Tuesday 5 Apr 2016

Messaging tips that reassure potential customers – even after you’ve “sold them”

Researching and acting on your customers' triggers and barriers

One of the most important things to get people to act is to communicate the benefits your product offers. However, even if consumers are convinced that your product offers them a relevant benefit, there are always other forces at work preventing them from acting.

We shared three messaging tips you need to alleviate customer doubt with Asia Research Online.

Messaging Tips that Reassure Potential Customers – Even after You’ve “Sold Them”

“Anyone who has been involved in the launch of a new and/or innovative product knows the importance of communicating its benefits. But even if consumers are convinced that your product is right for them and are triggered to make a purchase, other forces may be working against you. Those forces are barriers to action – such as a concern about convenience, taste or substantiation – aspects of the product that you may falsely take for granted. When those barriers are not met with thoughtful reassurances, they can easily become deal-breakers.

For instance, a consumer may be attracted to purchase a ‘light’ ice cream because of its promise of less calories and sugar (trigger) but may also harbour serious doubts that it will taste good (barrier). Those latter doubts may be strong enough to prevail over the appeal of the health benefits and ultimately prevent a purchase. However, when the ice cream brand communicates taste, the consumer is reassured that it will indeed taste good and the connected barrier will be overcome. This allows the health benefits to trigger a purchase. Thus, one has increased the likelihood that the consumer will at least try the ‘light’ ice cream.

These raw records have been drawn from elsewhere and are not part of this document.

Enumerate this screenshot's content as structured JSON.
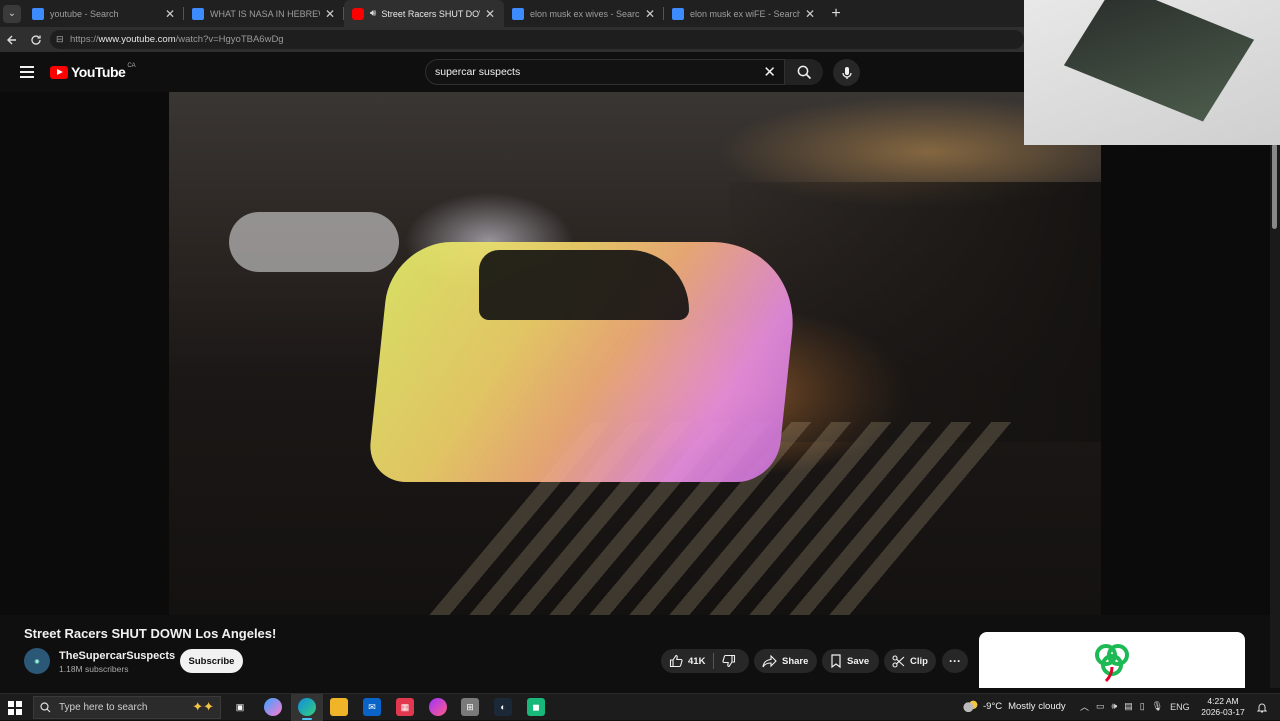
{
  "browser": {
    "tabs": [
      {
        "title": "youtube - Search",
        "favicon_color": "#3c8cff",
        "active": false
      },
      {
        "title": "WHAT IS NASA IN HEBREW - Search",
        "favicon_color": "#3c8cff",
        "active": false
      },
      {
        "title": "Street Racers SHUT DOWN Los Angeles!",
        "favicon_color": "#ff0000",
        "active": true,
        "audio": true
      },
      {
        "title": "elon musk ex wives - Search",
        "favicon_color": "#3c8cff",
        "active": false
      },
      {
        "title": "elon musk ex wiFE - Search Images",
        "favicon_color": "#3c8cff",
        "active": false
      }
    ],
    "url_prefix": "https://",
    "url_host": "www.youtube.com",
    "url_path": "/watch?v=HgyoTBA6wDg"
  },
  "youtube": {
    "logo_text": "YouTube",
    "country_code": "CA",
    "search_value": "supercar suspects"
  },
  "video": {
    "title": "Street Racers SHUT DOWN Los Angeles!",
    "channel_name": "TheSupercarSuspects",
    "subscribers": "1.18M subscribers",
    "subscribe_label": "Subscribe",
    "like_count": "41K",
    "share_label": "Share",
    "save_label": "Save",
    "clip_label": "Clip",
    "more_label": "···"
  },
  "taskbar": {
    "search_placeholder": "Type here to search",
    "weather_temp": "-9°C",
    "weather_text": "Mostly cloudy",
    "language": "ENG",
    "time": "4:22 AM",
    "date": "2026-03-17"
  },
  "colors": {
    "youtube_red": "#ff0000",
    "accent_blue": "#4cc2ff",
    "background": "#0f0f0f"
  }
}
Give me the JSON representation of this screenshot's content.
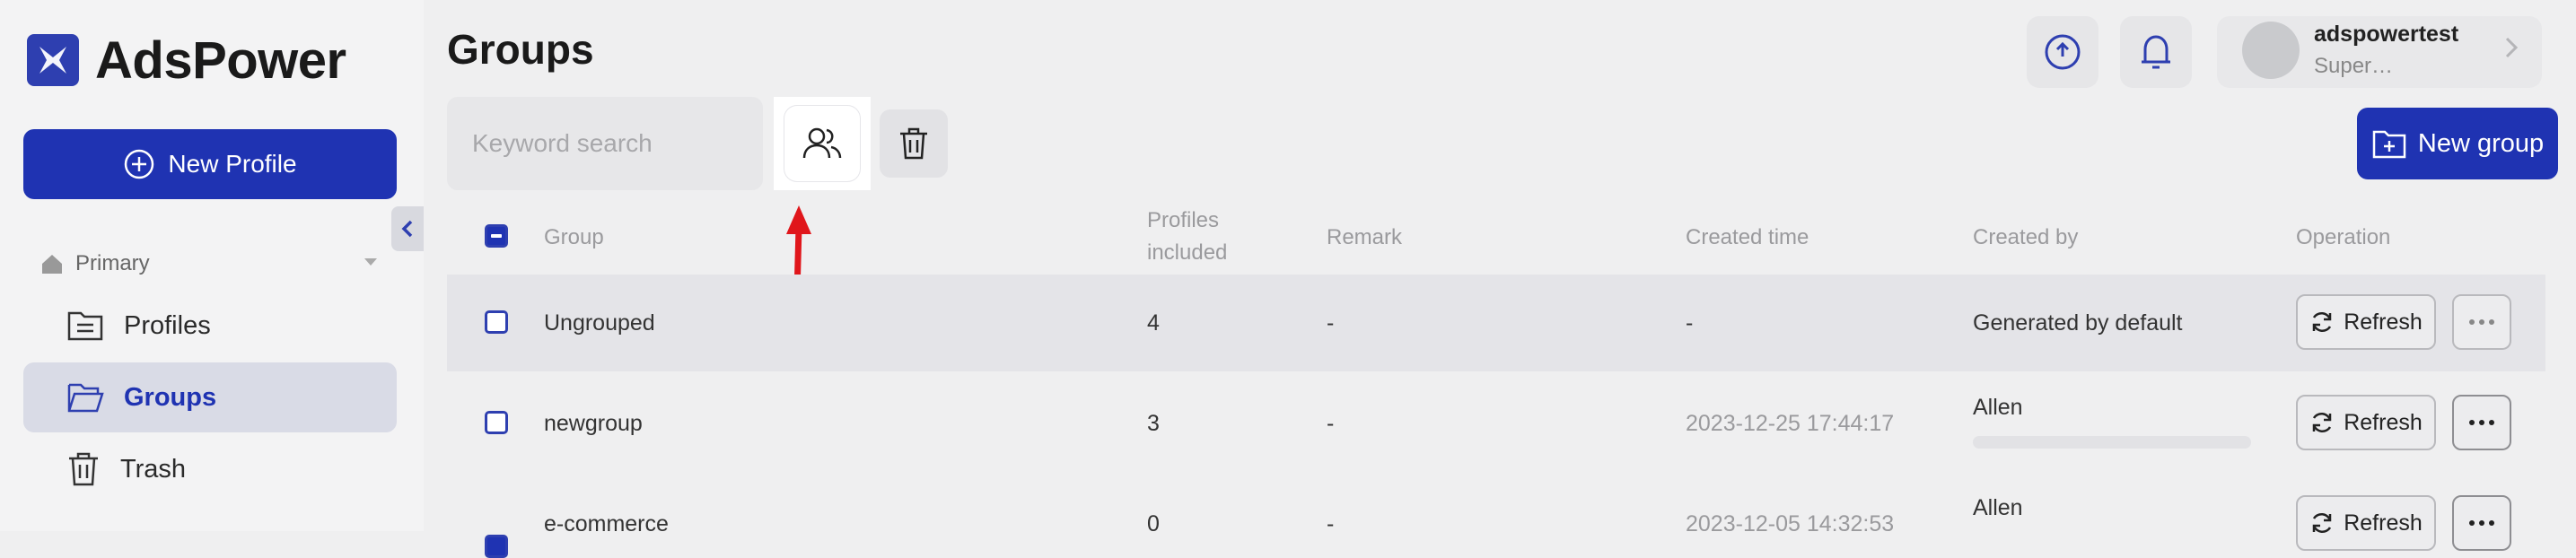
{
  "app": {
    "name": "AdsPower"
  },
  "sidebar": {
    "new_profile_label": "New Profile",
    "section_label": "Primary",
    "items": [
      {
        "label": "Profiles",
        "icon": "folder-list-icon"
      },
      {
        "label": "Groups",
        "icon": "folder-open-icon",
        "active": true
      },
      {
        "label": "Trash",
        "icon": "trash-icon"
      }
    ]
  },
  "header": {
    "title": "Groups",
    "user": {
      "name": "adspowertest",
      "role": "Super…"
    }
  },
  "toolbar": {
    "search_placeholder": "Keyword search",
    "new_group_label": "New group"
  },
  "table": {
    "headers": {
      "group": "Group",
      "profiles_line1": "Profiles",
      "profiles_line2": "included",
      "remark": "Remark",
      "created_time": "Created time",
      "created_by": "Created by",
      "operation": "Operation"
    },
    "rows": [
      {
        "group": "Ungrouped",
        "profiles": "4",
        "remark": "-",
        "created_time": "-",
        "created_by": "Generated by default",
        "checked": false
      },
      {
        "group": "newgroup",
        "profiles": "3",
        "remark": "-",
        "created_time": "2023-12-25 17:44:17",
        "created_by": "Allen",
        "checked": false
      },
      {
        "group": "e-commerce",
        "profiles": "0",
        "remark": "-",
        "created_time": "2023-12-05 14:32:53",
        "created_by": "Allen",
        "checked": true
      }
    ],
    "refresh_label": "Refresh"
  },
  "colors": {
    "brand": "#1f33b2",
    "annotation_arrow": "#e0161b"
  }
}
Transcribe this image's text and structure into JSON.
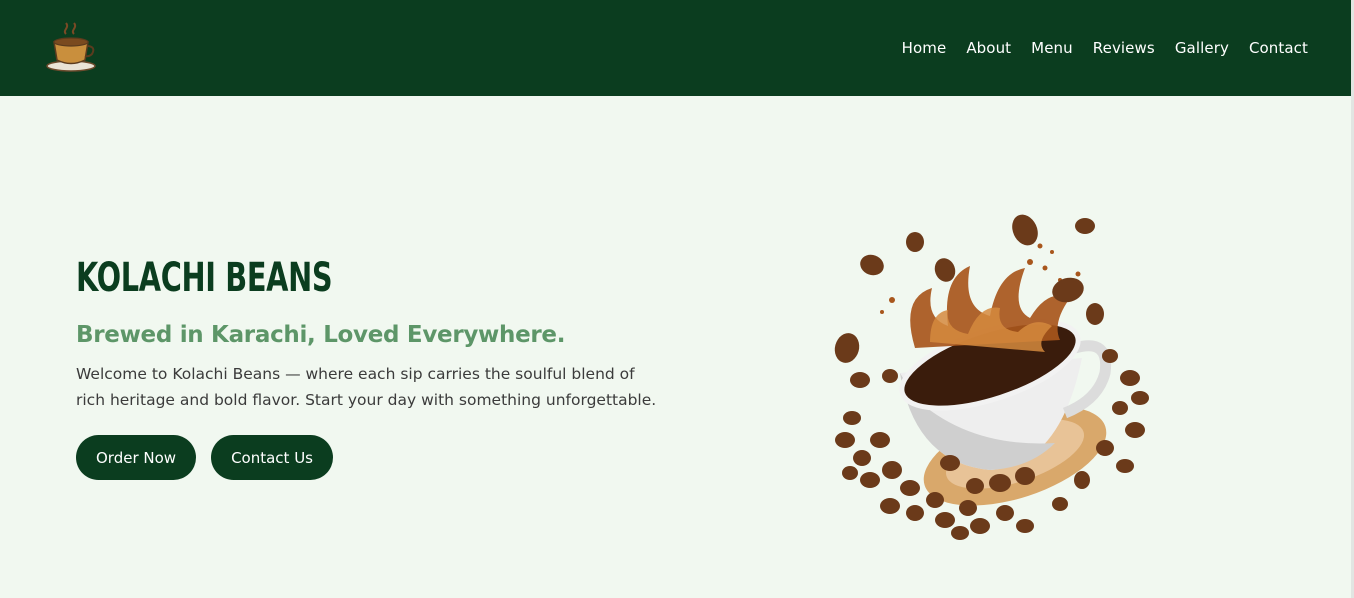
{
  "brand": {
    "logo_icon": "coffee-cup-icon",
    "name": "KOLACHI BEANS",
    "color": "#0b3d1f"
  },
  "nav": {
    "items": [
      {
        "label": "Home"
      },
      {
        "label": "About"
      },
      {
        "label": "Menu"
      },
      {
        "label": "Reviews"
      },
      {
        "label": "Gallery"
      },
      {
        "label": "Contact"
      }
    ]
  },
  "hero": {
    "title": "KOLACHI BEANS",
    "tagline": "Brewed in Karachi, Loved Everywhere.",
    "description": "Welcome to Kolachi Beans — where each sip carries the soulful blend of rich heritage and bold flavor. Start your day with something unforgettable.",
    "buttons": {
      "order": "Order Now",
      "contact": "Contact Us"
    },
    "image_icon": "coffee-cup-splash-image"
  },
  "colors": {
    "primary": "#0b3d1f",
    "accent": "#5d9668",
    "background": "#f1f8f0",
    "text": "#3b3b3b"
  }
}
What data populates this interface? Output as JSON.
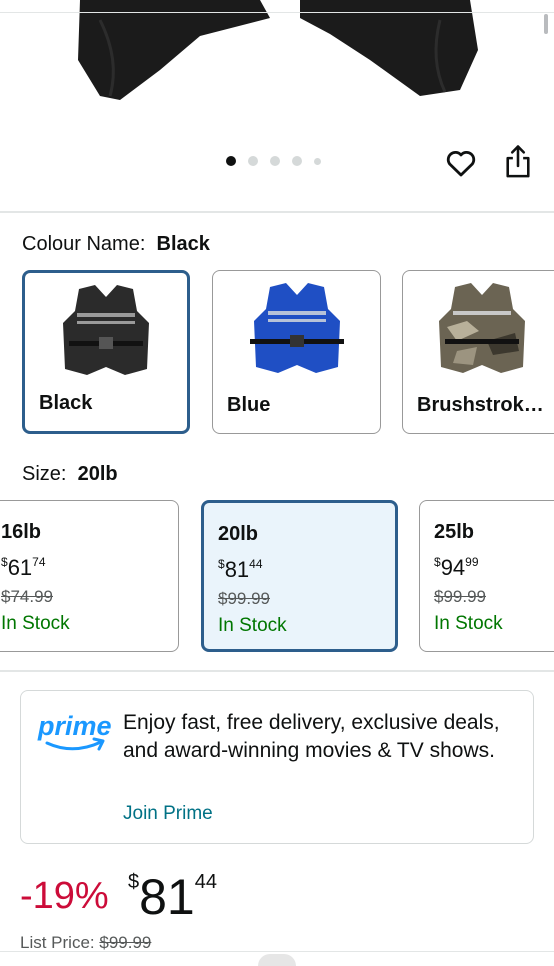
{
  "gallery": {
    "dots": 5,
    "active_dot": 1,
    "icons": [
      "heart-icon",
      "share-icon"
    ]
  },
  "colour": {
    "label": "Colour Name:",
    "value": "Black",
    "options": [
      {
        "name": "Black",
        "color": "#2b2b2b",
        "selected": true
      },
      {
        "name": "Blue",
        "color": "#1f4fc4",
        "selected": false
      },
      {
        "name": "Brushstrok…",
        "color": "#6b6453",
        "selected": false
      }
    ]
  },
  "size": {
    "label": "Size:",
    "value": "20lb",
    "options": [
      {
        "weight": "16lb",
        "cur": "$",
        "dollars": "61",
        "cents": "74",
        "list": "$74.99",
        "stock": "In Stock",
        "selected": false
      },
      {
        "weight": "20lb",
        "cur": "$",
        "dollars": "81",
        "cents": "44",
        "list": "$99.99",
        "stock": "In Stock",
        "selected": true
      },
      {
        "weight": "25lb",
        "cur": "$",
        "dollars": "94",
        "cents": "99",
        "list": "$99.99",
        "stock": "In Stock",
        "selected": false
      }
    ]
  },
  "prime": {
    "logo": "prime",
    "text": "Enjoy fast, free delivery, exclusive deals, and award-winning movies & TV shows.",
    "join": "Join Prime"
  },
  "price": {
    "discount": "-19%",
    "currency": "$",
    "dollars": "81",
    "cents": "44",
    "list_label": "List Price:",
    "list_value": "$99.99"
  },
  "colors": {
    "accent_border": "#2d5e8c",
    "selected_bg": "#eaf4fb",
    "in_stock": "#007600",
    "discount": "#cc0c39",
    "link": "#007185",
    "prime_blue": "#1a98ff"
  }
}
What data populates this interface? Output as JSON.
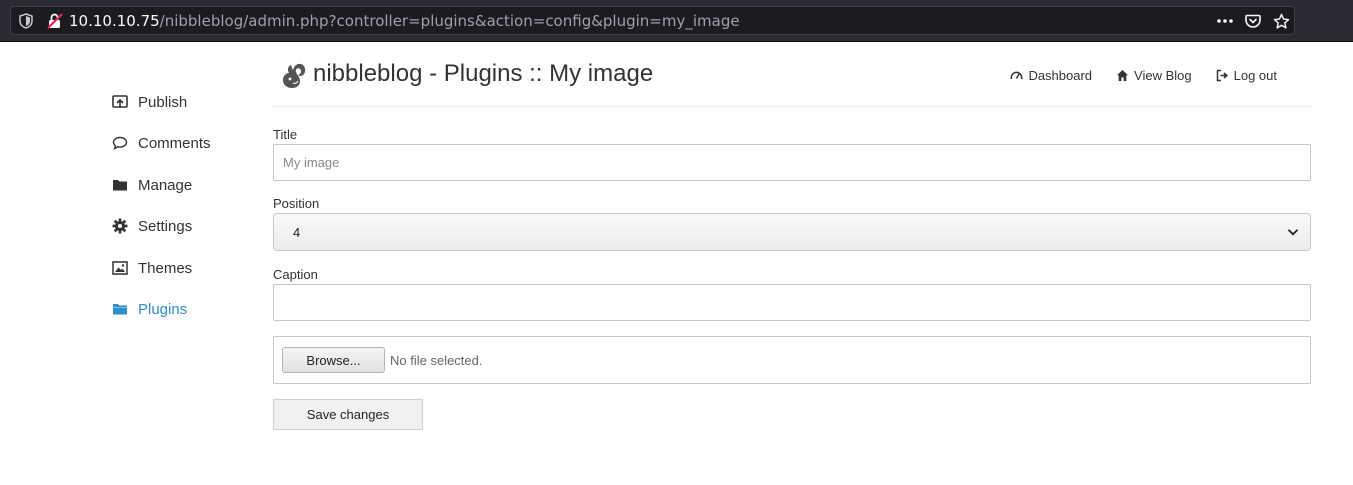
{
  "browser": {
    "url_host": "10.10.10.75",
    "url_path": "/nibbleblog/admin.php?controller=plugins&action=config&plugin=my_image",
    "icons": [
      "shield-icon",
      "insecure-lock-icon",
      "more-dots-icon",
      "pocket-icon",
      "bookmark-star-icon"
    ]
  },
  "sidebar": {
    "items": [
      {
        "label": "Publish",
        "icon": "publish-icon"
      },
      {
        "label": "Comments",
        "icon": "comment-icon"
      },
      {
        "label": "Manage",
        "icon": "folder-icon"
      },
      {
        "label": "Settings",
        "icon": "gear-icon"
      },
      {
        "label": "Themes",
        "icon": "image-icon"
      },
      {
        "label": "Plugins",
        "icon": "folder-open-icon",
        "active": true
      }
    ]
  },
  "header": {
    "title": "nibbleblog - Plugins :: My image",
    "nav": [
      {
        "label": "Dashboard",
        "icon": "dashboard-icon"
      },
      {
        "label": "View Blog",
        "icon": "home-icon"
      },
      {
        "label": "Log out",
        "icon": "logout-icon"
      }
    ]
  },
  "form": {
    "title_label": "Title",
    "title_value": "",
    "title_placeholder": "My image",
    "position_label": "Position",
    "position_value": "4",
    "caption_label": "Caption",
    "caption_value": "",
    "browse_label": "Browse...",
    "file_status": "No file selected.",
    "save_label": "Save changes"
  },
  "colors": {
    "accent": "#2e8ece",
    "text": "#333333",
    "browser_bg": "#2b2a33"
  }
}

By conducting specific research into the triggers and barriers for and against buying a product, one can create compelling reassurances that will effectively close the deal. This can be best carried out through a three-step process:

Step 1: List the potential triggers and barriers to using your product.

This can usually be carried out in collaboration with an internal marketing or product team if there is sufficient market and consumer knowledge within your company. Alternatively, research strategies (briefly outlined below) can be utilized to help uncover the most prevalent triggers and barriers.

Step 2: Quantitatively validate the importance of each trigger and barrier.

This enables you to see how much of the market possesses a particular trigger or barrier, and which are most important for your communication efforts.

Step 3: Ask your consumers to identify reassurances that can help them overcome their barriers in order to provoke trial or increase usage.

Ideally, these consumers should either be potential first time users or those who do not engage in repeat trials…”

Read the rest of the article at Asia Research Online…